# EXERCISE OBJECTIVE:
Going line by line through the records below, count those with the word "price" and give only the count.

______________________________

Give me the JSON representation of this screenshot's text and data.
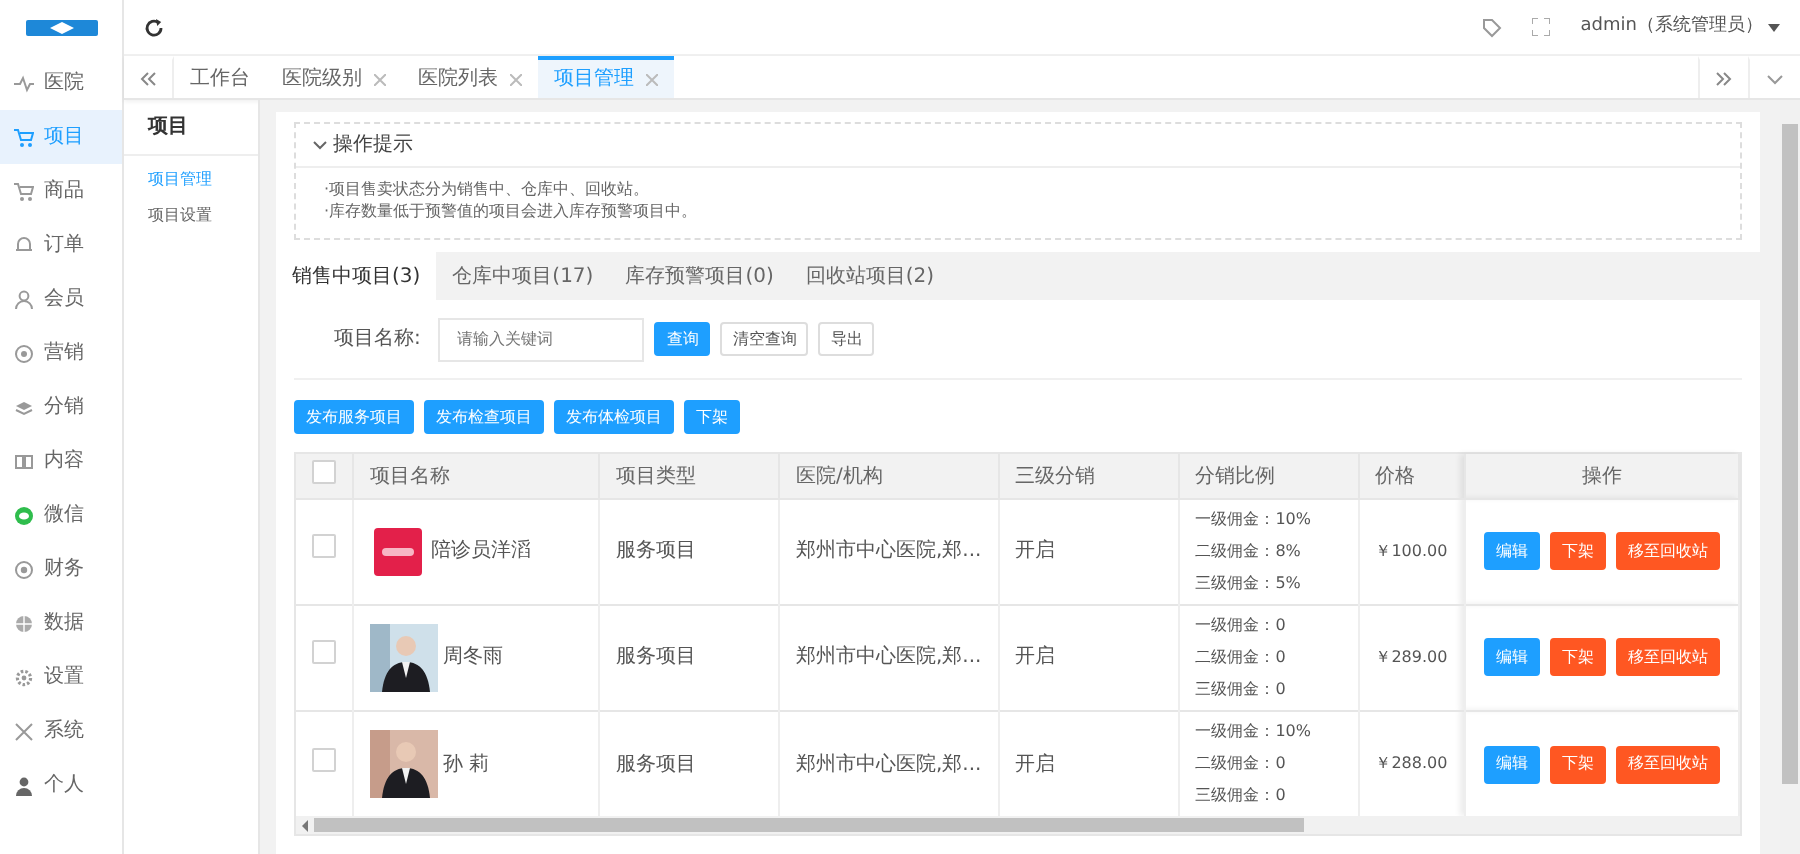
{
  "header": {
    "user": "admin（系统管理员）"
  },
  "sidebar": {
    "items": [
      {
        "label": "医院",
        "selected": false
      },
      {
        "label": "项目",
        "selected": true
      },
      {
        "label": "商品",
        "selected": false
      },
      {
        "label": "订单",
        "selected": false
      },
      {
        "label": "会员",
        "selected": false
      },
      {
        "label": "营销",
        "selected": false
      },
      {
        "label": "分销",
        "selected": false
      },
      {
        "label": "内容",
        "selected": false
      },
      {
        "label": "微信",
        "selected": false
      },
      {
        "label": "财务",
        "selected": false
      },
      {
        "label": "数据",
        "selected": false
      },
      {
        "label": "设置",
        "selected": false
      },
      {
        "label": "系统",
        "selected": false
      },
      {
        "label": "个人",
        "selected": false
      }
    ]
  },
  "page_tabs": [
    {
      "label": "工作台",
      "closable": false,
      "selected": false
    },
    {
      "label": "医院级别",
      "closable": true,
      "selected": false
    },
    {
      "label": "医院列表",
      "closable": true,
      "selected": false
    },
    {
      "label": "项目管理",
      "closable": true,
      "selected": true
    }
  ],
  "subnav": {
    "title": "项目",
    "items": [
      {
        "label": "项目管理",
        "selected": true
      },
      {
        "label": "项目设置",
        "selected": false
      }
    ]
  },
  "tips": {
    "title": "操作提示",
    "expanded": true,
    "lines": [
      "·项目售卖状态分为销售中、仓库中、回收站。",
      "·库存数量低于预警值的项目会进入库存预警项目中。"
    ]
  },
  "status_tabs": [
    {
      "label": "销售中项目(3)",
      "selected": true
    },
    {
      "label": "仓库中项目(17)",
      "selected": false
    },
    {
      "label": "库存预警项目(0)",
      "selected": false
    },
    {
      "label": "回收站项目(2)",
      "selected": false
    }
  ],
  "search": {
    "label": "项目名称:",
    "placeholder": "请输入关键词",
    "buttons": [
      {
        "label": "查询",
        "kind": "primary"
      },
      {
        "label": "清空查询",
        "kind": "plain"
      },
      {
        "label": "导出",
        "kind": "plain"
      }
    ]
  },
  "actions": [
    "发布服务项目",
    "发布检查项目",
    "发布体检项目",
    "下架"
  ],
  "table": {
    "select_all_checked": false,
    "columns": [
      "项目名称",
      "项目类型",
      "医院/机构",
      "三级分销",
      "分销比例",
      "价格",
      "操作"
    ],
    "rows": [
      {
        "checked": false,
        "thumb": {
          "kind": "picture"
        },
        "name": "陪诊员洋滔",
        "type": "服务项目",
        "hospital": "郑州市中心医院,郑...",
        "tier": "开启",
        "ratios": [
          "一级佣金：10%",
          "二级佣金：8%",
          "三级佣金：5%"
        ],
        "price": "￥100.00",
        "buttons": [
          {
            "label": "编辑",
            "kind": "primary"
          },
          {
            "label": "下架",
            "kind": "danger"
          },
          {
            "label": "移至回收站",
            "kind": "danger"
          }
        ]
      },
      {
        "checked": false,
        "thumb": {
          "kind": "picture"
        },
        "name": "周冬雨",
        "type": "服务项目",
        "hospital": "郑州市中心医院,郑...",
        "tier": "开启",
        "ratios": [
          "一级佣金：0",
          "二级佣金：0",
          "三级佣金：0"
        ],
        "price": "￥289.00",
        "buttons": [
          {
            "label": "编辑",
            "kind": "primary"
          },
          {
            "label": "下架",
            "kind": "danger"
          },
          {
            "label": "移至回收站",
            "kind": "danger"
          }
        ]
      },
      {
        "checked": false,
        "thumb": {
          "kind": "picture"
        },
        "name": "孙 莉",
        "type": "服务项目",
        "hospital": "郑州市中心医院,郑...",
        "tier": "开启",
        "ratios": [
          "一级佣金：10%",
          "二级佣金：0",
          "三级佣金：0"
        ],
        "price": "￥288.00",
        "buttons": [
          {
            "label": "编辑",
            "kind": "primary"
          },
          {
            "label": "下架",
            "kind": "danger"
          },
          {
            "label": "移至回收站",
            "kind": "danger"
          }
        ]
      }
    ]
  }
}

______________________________

# RESULT FOR THIS EXERCISE:
3